◆ **Task statement**
Wherever a line of the data contains "summary", copy that line.

◆ **App and web page records**
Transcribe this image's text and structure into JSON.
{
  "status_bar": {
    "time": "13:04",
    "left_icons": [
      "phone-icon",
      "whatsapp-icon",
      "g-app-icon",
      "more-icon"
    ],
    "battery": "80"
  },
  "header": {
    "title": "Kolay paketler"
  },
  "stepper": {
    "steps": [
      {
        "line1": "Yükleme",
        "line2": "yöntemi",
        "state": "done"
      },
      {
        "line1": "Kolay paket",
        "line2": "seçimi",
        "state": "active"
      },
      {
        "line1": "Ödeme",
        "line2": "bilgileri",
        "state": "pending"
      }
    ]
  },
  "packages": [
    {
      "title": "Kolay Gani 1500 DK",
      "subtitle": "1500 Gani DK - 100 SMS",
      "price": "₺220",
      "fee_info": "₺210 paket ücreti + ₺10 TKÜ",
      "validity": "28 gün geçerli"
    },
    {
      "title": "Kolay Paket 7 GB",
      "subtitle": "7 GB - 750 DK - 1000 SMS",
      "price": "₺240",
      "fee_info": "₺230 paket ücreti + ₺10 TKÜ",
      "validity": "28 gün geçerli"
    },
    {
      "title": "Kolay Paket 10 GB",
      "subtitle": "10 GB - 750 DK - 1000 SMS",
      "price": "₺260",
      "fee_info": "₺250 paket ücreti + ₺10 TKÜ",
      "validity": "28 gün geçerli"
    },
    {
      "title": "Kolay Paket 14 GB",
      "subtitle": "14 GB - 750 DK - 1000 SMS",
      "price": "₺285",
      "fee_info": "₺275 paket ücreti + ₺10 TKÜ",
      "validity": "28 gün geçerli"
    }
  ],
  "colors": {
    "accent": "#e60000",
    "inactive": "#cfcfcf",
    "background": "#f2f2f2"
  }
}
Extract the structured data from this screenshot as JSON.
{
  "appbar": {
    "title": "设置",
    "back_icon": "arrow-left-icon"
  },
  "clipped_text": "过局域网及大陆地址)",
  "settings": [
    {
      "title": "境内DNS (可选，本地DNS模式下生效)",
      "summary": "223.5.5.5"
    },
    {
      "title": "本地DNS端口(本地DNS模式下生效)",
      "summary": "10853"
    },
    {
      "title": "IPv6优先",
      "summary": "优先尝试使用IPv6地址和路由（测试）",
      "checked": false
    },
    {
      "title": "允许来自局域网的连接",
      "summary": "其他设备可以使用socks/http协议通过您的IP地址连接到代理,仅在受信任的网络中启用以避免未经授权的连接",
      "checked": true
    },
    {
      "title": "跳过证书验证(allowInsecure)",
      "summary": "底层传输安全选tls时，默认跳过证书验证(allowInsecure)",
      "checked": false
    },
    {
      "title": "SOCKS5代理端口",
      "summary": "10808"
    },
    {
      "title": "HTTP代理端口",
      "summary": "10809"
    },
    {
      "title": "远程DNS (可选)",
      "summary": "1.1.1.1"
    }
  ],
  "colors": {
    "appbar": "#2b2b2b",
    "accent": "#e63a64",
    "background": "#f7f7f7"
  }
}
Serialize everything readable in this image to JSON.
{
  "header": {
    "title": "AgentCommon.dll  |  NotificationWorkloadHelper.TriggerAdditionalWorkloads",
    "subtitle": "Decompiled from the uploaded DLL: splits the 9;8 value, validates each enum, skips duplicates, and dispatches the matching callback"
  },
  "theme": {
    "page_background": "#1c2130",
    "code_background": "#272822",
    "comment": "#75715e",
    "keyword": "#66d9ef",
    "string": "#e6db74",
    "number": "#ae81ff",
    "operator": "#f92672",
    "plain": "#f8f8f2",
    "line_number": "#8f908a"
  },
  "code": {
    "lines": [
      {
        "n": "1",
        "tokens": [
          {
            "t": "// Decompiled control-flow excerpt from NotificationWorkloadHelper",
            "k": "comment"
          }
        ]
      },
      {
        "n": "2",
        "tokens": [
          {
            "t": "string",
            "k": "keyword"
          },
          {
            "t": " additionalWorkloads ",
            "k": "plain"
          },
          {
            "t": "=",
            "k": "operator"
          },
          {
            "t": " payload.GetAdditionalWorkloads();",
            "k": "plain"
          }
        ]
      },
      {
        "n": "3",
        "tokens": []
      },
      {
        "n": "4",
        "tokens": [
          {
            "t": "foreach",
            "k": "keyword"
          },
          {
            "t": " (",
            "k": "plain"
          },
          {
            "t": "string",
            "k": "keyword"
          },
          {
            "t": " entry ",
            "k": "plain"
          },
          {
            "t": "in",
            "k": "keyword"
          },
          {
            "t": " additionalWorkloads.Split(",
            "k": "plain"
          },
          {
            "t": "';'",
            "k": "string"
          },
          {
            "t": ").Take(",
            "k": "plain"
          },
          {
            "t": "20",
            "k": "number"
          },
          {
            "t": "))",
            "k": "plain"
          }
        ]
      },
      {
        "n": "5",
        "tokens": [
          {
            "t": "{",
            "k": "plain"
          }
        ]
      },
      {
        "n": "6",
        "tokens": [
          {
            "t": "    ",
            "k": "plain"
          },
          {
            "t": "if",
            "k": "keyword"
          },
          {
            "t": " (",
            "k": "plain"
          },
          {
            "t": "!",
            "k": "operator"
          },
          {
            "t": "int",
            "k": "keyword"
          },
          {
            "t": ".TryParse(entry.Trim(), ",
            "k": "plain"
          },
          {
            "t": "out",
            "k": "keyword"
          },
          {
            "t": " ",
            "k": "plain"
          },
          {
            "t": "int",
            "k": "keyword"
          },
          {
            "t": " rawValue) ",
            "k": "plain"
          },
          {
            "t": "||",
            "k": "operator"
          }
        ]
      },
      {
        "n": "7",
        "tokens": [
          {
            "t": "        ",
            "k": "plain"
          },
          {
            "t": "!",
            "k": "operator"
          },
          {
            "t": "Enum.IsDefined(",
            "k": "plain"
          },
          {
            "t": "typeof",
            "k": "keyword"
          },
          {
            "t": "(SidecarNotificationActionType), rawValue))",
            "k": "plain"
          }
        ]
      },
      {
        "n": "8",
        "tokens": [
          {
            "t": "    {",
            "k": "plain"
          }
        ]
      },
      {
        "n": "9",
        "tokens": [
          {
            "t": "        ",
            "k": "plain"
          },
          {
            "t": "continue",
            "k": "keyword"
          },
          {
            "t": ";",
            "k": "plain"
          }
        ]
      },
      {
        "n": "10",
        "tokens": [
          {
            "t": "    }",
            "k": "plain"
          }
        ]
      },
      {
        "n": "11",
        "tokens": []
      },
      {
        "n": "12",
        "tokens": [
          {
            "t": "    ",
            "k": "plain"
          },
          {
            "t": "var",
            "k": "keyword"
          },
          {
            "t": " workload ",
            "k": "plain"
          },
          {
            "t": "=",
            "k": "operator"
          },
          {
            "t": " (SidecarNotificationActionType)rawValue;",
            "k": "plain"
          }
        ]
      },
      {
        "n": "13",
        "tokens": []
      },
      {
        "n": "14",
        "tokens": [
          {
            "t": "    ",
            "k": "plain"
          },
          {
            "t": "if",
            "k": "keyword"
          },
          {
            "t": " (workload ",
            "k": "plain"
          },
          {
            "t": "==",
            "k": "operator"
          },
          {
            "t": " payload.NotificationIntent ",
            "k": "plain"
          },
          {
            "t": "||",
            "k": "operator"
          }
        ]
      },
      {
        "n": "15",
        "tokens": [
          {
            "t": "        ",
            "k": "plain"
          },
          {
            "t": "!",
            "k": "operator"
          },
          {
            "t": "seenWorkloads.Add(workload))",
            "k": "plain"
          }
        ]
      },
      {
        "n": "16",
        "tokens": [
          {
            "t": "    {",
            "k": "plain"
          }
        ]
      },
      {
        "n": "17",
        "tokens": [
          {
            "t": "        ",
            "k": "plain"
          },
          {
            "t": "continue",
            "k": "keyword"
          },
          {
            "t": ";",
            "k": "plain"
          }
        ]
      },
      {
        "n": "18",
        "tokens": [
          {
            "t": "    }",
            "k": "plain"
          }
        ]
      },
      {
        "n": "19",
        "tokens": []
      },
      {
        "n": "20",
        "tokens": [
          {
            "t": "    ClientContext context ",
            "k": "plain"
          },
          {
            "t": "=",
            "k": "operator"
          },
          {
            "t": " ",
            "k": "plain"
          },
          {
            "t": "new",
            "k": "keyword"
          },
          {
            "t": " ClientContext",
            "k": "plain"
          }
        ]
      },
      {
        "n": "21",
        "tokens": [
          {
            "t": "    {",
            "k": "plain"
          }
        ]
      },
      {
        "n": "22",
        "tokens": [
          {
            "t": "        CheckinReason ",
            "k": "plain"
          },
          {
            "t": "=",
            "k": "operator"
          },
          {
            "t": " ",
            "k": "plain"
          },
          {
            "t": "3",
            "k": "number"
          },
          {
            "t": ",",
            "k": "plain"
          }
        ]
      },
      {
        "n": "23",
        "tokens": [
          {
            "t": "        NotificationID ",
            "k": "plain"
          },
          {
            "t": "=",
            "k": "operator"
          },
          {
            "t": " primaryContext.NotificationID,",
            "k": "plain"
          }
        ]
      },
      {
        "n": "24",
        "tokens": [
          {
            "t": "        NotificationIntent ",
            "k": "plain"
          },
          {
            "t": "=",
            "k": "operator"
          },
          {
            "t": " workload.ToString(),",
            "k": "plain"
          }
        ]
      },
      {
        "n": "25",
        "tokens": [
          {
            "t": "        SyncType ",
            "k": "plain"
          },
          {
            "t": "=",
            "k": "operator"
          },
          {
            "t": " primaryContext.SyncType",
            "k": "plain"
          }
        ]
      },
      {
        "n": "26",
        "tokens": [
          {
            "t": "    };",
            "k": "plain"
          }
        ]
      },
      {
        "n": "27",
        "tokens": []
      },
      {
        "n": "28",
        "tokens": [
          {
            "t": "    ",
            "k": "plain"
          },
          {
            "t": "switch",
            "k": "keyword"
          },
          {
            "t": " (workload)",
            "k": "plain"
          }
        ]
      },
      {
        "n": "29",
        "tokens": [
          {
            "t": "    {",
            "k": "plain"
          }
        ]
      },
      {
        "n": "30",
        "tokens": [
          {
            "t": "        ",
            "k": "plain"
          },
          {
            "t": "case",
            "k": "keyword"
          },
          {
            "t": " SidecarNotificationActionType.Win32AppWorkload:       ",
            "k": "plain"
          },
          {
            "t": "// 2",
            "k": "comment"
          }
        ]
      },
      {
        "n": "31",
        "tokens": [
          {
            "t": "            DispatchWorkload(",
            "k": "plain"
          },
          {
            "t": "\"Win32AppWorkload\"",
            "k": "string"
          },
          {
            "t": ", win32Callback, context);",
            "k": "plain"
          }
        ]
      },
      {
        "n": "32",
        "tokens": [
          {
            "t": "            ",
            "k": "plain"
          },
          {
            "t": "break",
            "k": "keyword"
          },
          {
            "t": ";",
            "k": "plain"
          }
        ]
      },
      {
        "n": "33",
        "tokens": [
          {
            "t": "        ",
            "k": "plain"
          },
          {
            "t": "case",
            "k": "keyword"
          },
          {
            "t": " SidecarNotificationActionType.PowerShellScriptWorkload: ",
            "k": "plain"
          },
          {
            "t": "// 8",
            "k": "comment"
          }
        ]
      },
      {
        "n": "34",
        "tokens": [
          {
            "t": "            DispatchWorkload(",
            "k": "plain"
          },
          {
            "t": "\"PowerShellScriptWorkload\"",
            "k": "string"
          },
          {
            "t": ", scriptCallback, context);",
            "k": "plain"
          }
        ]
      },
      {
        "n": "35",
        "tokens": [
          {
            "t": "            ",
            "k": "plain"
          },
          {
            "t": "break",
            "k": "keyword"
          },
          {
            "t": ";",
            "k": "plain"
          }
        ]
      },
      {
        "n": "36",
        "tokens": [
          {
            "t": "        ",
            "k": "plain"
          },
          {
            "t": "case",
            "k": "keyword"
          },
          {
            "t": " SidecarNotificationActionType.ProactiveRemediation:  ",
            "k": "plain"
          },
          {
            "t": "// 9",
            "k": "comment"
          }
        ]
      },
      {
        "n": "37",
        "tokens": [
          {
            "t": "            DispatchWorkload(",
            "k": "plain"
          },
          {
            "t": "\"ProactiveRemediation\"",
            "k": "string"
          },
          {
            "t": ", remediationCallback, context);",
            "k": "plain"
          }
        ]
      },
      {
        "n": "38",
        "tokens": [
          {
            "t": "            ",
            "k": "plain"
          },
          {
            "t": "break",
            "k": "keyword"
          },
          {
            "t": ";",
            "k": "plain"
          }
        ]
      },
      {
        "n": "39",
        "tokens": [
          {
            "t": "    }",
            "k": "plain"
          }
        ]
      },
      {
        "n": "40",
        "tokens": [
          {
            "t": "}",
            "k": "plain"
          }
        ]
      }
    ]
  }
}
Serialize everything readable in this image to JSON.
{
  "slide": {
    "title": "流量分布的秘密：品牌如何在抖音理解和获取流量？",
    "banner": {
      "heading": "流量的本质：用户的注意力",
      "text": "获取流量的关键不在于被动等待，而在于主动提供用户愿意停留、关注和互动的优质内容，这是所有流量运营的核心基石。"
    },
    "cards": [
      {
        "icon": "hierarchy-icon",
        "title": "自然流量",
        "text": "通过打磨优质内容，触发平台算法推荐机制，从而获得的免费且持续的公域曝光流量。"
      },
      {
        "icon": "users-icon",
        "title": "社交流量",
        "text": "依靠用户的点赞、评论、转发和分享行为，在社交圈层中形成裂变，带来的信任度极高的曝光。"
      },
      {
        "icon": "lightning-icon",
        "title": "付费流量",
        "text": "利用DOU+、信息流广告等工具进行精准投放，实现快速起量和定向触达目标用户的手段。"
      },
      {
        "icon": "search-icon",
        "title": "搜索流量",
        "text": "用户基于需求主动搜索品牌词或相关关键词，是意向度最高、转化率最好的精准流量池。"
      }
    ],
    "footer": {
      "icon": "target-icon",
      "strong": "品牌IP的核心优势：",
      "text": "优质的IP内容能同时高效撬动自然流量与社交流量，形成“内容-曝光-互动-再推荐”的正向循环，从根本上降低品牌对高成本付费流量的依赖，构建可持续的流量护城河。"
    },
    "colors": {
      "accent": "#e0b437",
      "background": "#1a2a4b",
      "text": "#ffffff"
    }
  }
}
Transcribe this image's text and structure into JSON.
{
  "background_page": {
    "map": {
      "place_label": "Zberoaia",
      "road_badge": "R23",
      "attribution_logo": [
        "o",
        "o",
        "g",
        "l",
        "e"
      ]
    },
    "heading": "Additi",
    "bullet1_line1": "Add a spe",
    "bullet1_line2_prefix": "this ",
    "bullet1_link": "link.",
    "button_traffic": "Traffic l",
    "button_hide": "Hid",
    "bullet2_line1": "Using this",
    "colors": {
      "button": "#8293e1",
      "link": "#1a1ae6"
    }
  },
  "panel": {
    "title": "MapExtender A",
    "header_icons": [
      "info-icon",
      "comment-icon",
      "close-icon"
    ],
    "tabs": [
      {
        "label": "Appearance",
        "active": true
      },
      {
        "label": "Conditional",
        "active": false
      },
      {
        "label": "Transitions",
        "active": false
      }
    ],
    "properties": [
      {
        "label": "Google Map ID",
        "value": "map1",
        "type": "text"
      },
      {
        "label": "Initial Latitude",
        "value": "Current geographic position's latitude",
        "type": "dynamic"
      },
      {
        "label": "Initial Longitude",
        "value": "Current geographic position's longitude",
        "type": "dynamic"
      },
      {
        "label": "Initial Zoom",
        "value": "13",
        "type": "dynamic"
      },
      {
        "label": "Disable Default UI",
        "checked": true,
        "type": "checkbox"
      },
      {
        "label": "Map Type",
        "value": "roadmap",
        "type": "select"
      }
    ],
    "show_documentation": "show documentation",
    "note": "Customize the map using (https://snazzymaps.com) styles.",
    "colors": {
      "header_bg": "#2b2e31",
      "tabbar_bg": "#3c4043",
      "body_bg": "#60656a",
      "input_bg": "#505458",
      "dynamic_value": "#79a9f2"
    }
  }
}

◆ **Expected answer**
      "summary": "223.5.5.5"
      "summary": "10853"
      "summary": "优先尝试使用IPv6地址和路由（测试）",
      "summary": "其他设备可以使用socks/http协议通过您的IP地址连接到代理,仅在受信任的网络中启用以避免未经授权的连接",
      "summary": "底层传输安全选tls时，默认跳过证书验证(allowInsecure)",
      "summary": "10808"
      "summary": "10809"
      "summary": "1.1.1.1"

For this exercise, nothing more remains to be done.